Should CRISPR be used to edit human genes to treat genetic diseases?
Experts weigh in on gene-editing technology.
In the case of a monogenic disorder like Duchenne muscular dystrophy, the potential benefits outweigh the risks. CRISPR gene editing can potentially eliminate the underlying cause of monogenic disorders—the errors in DNA—rather than just treating the symptoms and consequences. But we still have much to learn about the long-term risks of gene editing, so I believe it should be restricted to treating the affected tissues of patients with debilitating disorders, not changing the germ line [sperm or egg cells, which can pass genetic changes on to future generations].
Eric Olson, PhD, is chair of the Department of Molecular Biology and Genetics and director of the Hamon Center for Regenerative Science and Medicine at UT Southwestern Medical Center.
Gene editing to treat a disease is potentially an important pathway to alleviating suffering, and this research should be continued despite egregious misuse of the technology [a Chinese scientist’s recent claims of editing genes of human embryos]. Understanding the safety and efficacy of proposed human somatic cell genome-editing applications in the context of risks and benefits is paramount. Transparent and inclusive public policy debates should come before any use of gene editing beyond treatment or disease prevention.
CRISPR genome editing to treat diseases for which there are no cures or effective therapy is vital, and the initial results for some rare diseases, including blood and eye disorders, are exceptionally promising. This strategy may [also] be useful in cancer to rev up the immune system by editing the patient’s T cells. The benefit-to-risk balance for somatic genetic disorders is very favorable, unlike the unknowns of editing and implanting human embryos.
Real progress is being made using CRISPR and related gene-editing techniques to alter cells taken from people with diseases such as sickle cell and genetic forms of blindness. These approaches are likely to offer safer and more reliable ways of making changes to a person at the genetic level. What makes these uses much less ethically challenging [than germline editing] is that they only affect the person being treated; the genetic modifications can’t be passed on to future generations.

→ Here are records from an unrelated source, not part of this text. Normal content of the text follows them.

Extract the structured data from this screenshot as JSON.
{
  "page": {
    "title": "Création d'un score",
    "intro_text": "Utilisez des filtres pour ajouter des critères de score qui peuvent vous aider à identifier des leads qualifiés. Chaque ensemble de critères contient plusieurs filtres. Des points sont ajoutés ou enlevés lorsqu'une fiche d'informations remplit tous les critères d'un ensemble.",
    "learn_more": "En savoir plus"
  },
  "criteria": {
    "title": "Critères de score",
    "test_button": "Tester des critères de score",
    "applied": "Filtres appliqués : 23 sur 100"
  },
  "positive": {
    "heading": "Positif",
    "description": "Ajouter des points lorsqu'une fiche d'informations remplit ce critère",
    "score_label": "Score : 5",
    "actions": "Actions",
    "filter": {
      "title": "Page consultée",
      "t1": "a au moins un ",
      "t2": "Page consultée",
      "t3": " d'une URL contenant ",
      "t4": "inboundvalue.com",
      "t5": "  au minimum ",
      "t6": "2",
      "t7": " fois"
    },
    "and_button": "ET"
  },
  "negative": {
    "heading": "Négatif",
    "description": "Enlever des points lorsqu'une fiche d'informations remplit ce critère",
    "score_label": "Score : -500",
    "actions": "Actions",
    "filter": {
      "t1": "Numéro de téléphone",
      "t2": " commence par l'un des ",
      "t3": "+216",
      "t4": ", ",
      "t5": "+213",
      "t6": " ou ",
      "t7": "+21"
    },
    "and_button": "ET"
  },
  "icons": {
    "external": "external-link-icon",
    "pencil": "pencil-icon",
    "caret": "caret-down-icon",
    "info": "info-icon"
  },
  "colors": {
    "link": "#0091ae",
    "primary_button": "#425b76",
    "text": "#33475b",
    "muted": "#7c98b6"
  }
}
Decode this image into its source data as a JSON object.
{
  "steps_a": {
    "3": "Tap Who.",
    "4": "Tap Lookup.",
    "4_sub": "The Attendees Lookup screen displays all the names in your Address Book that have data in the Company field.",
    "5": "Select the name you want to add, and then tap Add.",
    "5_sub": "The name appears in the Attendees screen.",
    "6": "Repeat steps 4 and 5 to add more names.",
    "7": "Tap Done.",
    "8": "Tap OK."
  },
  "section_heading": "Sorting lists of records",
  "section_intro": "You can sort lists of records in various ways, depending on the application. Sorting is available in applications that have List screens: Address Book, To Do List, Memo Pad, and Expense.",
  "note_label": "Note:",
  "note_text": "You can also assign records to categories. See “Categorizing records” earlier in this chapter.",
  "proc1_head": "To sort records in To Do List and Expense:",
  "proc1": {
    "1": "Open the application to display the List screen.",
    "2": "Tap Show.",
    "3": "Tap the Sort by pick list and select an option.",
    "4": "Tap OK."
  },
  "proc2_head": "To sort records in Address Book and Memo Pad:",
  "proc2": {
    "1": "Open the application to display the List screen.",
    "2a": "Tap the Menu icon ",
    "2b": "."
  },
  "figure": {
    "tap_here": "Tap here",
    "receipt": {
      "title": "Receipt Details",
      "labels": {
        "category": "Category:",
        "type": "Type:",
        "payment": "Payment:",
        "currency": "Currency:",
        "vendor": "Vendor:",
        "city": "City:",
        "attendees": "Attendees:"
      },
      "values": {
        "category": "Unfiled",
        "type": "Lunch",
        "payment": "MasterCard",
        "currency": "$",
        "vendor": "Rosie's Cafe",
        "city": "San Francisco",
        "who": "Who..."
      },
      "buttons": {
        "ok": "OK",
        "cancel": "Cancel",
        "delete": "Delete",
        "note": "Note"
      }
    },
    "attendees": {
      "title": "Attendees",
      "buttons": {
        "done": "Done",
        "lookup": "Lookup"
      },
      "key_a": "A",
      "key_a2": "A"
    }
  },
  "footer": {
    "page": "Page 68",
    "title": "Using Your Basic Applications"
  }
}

It may well be unethical for us not to use CRISPR to treat genetic diseases, but the devil is in the details. Safety concerns are obviously a major issue, and much work needs to be done on a disease-by-disease basis before it becomes a reality.